Among the lines of the records, please find those that contain the word "name" and copy them.
━━━━━━━━
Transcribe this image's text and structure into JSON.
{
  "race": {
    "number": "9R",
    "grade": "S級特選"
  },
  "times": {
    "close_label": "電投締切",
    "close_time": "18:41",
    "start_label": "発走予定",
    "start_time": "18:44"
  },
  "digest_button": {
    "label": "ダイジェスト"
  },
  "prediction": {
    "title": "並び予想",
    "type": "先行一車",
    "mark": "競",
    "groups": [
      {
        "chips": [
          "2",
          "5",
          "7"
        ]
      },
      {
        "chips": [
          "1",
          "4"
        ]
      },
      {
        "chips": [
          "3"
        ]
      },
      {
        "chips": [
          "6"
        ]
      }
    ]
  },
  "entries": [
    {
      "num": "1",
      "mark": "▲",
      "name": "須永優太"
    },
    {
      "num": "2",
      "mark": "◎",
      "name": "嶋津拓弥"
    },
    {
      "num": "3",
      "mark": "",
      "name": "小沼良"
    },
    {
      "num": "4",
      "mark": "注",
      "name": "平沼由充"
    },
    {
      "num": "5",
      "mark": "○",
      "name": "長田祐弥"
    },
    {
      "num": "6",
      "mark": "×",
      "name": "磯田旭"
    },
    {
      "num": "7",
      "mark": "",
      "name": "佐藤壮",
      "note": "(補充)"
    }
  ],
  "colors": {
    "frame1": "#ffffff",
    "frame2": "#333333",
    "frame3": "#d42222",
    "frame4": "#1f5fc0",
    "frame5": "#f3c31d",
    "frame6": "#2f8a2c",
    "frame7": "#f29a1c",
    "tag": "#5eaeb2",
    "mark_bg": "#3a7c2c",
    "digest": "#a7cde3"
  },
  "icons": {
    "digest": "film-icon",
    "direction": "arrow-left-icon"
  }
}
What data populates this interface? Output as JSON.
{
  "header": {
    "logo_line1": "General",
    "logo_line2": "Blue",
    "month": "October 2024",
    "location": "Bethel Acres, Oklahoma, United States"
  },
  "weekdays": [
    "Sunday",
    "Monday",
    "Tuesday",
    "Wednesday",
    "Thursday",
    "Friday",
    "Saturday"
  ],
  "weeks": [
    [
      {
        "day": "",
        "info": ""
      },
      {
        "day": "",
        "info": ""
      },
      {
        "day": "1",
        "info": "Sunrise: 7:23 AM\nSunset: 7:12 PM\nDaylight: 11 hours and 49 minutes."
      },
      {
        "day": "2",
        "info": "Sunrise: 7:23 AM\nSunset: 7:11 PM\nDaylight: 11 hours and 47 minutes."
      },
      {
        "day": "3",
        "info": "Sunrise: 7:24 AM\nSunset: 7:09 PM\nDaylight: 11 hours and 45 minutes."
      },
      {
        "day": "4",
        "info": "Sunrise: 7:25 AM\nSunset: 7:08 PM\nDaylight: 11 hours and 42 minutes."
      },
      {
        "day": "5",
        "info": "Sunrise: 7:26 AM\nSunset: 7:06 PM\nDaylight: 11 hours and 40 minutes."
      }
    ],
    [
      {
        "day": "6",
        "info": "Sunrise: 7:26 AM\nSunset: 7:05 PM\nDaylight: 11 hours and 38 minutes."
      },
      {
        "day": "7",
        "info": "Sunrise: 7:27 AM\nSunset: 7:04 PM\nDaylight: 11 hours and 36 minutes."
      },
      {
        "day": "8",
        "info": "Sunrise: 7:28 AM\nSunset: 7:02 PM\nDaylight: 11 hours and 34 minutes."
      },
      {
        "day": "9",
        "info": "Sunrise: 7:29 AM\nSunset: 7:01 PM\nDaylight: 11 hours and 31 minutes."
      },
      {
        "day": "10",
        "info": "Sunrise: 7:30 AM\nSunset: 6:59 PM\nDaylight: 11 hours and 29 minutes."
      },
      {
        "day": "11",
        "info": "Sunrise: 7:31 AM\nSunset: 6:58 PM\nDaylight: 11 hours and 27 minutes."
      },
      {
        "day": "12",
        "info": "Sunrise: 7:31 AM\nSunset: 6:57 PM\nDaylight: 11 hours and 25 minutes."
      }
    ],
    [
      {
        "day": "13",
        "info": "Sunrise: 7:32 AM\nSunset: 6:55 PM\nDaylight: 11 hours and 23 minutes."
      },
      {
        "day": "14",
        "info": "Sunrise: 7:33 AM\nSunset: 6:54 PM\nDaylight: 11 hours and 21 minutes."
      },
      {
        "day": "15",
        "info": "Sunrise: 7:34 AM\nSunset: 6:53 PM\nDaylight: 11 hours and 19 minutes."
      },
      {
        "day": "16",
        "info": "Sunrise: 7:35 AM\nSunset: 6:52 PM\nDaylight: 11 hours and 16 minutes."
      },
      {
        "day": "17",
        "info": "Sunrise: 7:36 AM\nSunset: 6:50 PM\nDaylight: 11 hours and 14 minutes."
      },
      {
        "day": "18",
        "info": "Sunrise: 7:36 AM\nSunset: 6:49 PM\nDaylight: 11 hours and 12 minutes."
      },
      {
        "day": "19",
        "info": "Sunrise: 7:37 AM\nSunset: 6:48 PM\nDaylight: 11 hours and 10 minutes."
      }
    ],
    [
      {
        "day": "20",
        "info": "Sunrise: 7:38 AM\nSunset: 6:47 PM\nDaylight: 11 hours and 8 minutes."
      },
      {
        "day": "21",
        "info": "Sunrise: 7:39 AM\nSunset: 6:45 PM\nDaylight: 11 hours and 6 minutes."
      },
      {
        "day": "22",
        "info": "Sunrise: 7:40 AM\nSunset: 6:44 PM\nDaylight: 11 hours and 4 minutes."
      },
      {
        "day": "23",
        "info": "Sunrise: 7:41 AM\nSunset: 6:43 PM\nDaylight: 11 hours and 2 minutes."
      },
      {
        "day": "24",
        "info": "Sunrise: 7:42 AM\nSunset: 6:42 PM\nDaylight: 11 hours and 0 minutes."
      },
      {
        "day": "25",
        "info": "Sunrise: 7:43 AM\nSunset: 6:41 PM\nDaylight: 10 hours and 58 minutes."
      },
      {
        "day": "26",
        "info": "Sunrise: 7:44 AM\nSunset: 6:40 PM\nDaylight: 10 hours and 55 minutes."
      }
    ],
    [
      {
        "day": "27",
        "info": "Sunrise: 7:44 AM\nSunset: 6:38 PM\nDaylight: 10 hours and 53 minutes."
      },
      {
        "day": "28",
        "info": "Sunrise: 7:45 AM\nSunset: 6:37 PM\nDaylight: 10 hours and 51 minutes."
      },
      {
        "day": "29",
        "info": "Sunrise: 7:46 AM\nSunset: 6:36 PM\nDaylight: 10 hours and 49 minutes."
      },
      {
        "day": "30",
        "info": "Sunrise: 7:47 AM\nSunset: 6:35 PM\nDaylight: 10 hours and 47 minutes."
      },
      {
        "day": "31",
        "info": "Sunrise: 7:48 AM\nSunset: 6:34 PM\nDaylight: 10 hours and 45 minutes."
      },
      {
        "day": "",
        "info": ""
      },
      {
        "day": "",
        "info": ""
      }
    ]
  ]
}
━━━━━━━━
__Result of the task__:
      "name": "須永優太"
      "name": "嶋津拓弥"
      "name": "小沼良"
      "name": "平沼由充"
      "name": "長田祐弥"
      "name": "磯田旭"
      "name": "佐藤壮",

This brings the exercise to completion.